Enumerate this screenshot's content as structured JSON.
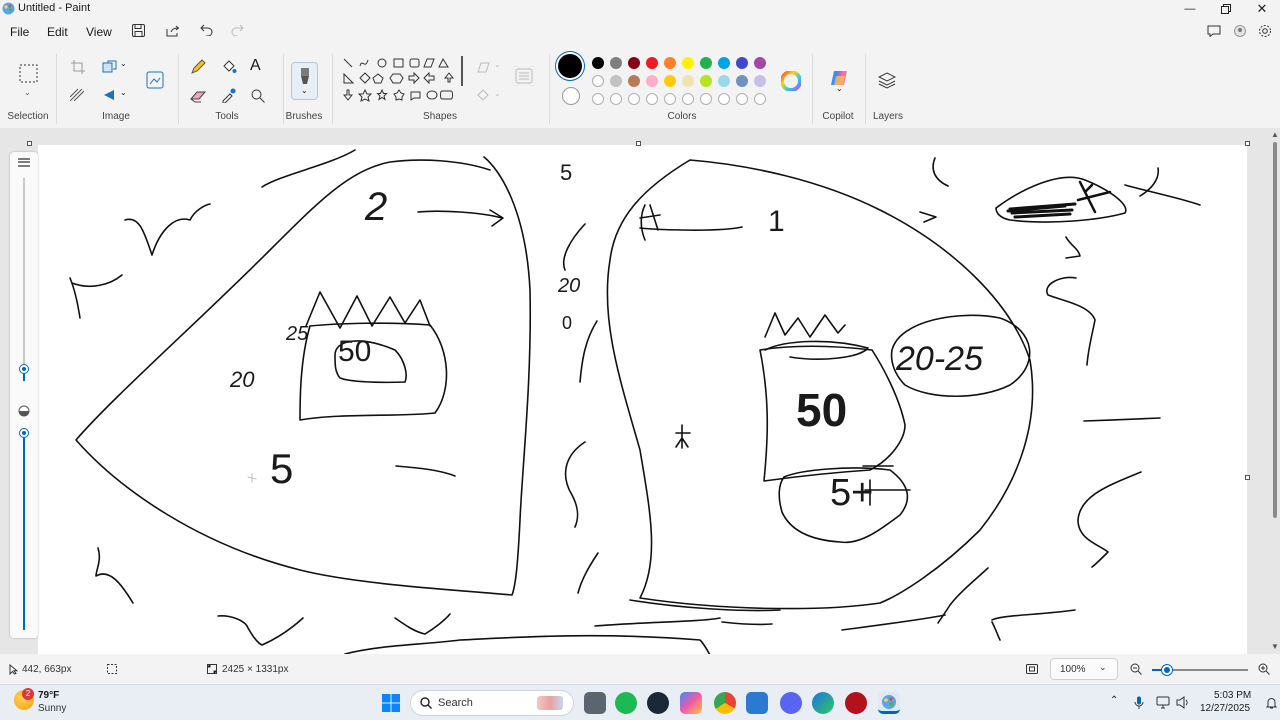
{
  "window": {
    "title": "Untitled - Paint",
    "minimize_icon": "minimize-icon",
    "restore_icon": "restore-icon",
    "close_icon": "close-icon"
  },
  "menu": {
    "file": "File",
    "edit": "Edit",
    "view": "View"
  },
  "ribbon": {
    "groups": {
      "selection": "Selection",
      "image": "Image",
      "tools": "Tools",
      "brushes": "Brushes",
      "shapes": "Shapes",
      "colors": "Colors",
      "copilot": "Copilot",
      "layers": "Layers"
    },
    "colors": {
      "primary": "#000000",
      "secondary": "#ffffff",
      "row1": [
        "#000000",
        "#7f7f7f",
        "#880015",
        "#ed1c24",
        "#ff7f27",
        "#fff200",
        "#22b14c",
        "#00a2e8",
        "#3f48cc",
        "#a349a4"
      ],
      "row2": [
        "#ffffff",
        "#c3c3c3",
        "#b97a57",
        "#ffaec9",
        "#ffc90e",
        "#efe4b0",
        "#b5e61d",
        "#99d9ea",
        "#7092be",
        "#c8bfe7"
      ],
      "row3_empty": 10,
      "accent": "#0067c0"
    }
  },
  "canvas": {
    "texts": {
      "t1": "2",
      "t2": "5",
      "t3": "50",
      "t4": "20",
      "t5": "25",
      "t6": "5",
      "t7": "1",
      "t8": "50",
      "t9": "20-25",
      "t10": "5+",
      "t11": "20",
      "t12": "0"
    }
  },
  "status": {
    "cursor_pos": "442, 663px",
    "canvas_size": "2425 × 1331px",
    "zoom": "100%"
  },
  "taskbar": {
    "weather_temp": "79°F",
    "weather_cond": "Sunny",
    "weather_badge": "2",
    "search_placeholder": "Search",
    "time": "5:03 PM",
    "date": "12/27/2025"
  }
}
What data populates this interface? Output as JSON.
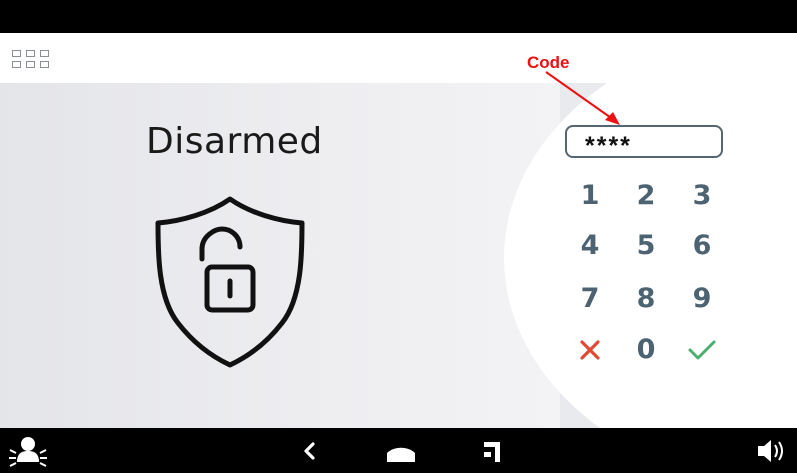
{
  "status": {
    "title": "Disarmed"
  },
  "annotation": {
    "label": "Code"
  },
  "code_field": {
    "value": "****"
  },
  "keypad": {
    "keys": [
      "1",
      "2",
      "3",
      "4",
      "5",
      "6",
      "7",
      "8",
      "9",
      "0"
    ],
    "cancel_icon": "cross-icon",
    "confirm_icon": "check-icon",
    "cancel_color": "#e04a33",
    "confirm_color": "#4caf72"
  },
  "nav_bar": {
    "icons": [
      "panic-icon",
      "back-icon",
      "home-icon",
      "recent-apps-icon",
      "volume-icon"
    ]
  },
  "app_bar": {
    "icon": "apps-grid-icon"
  },
  "colors": {
    "key_text": "#4d6371",
    "annotation": "#ee1111",
    "bars": "#000000"
  }
}
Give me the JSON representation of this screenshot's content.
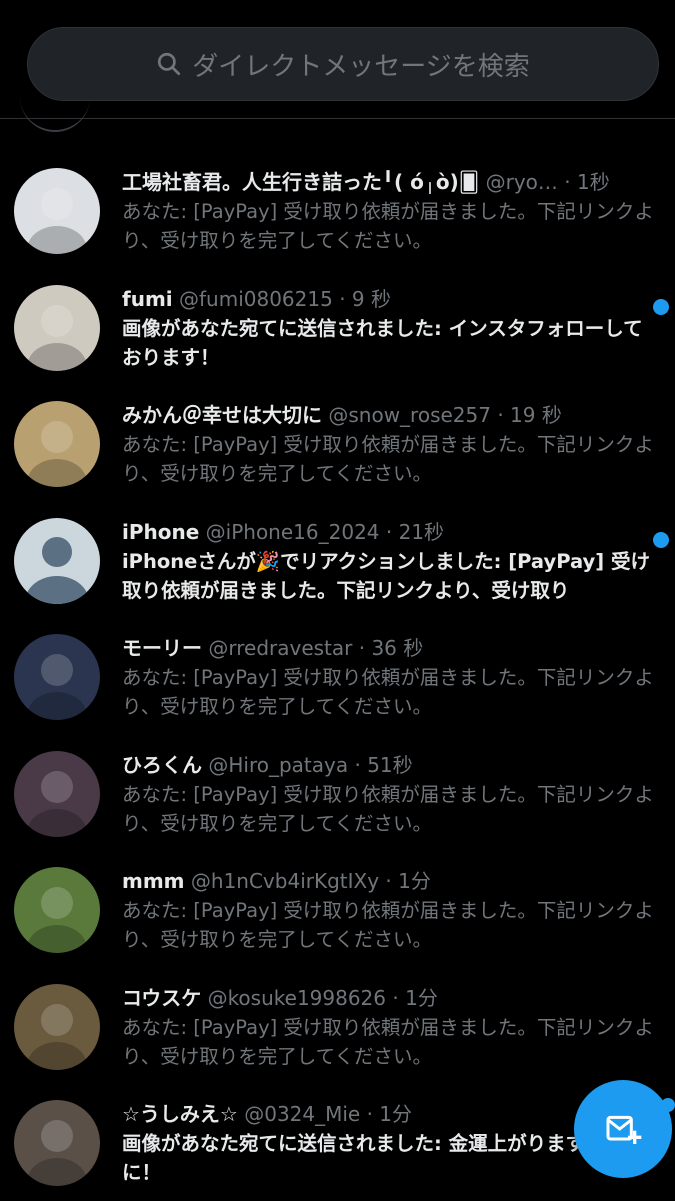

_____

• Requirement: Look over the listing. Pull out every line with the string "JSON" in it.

• Your response:
Enumerate this screenshot's content as structured JSON.
What data populates this interface? Output as JSON.
Give me the JSON representation of this screenshot's content.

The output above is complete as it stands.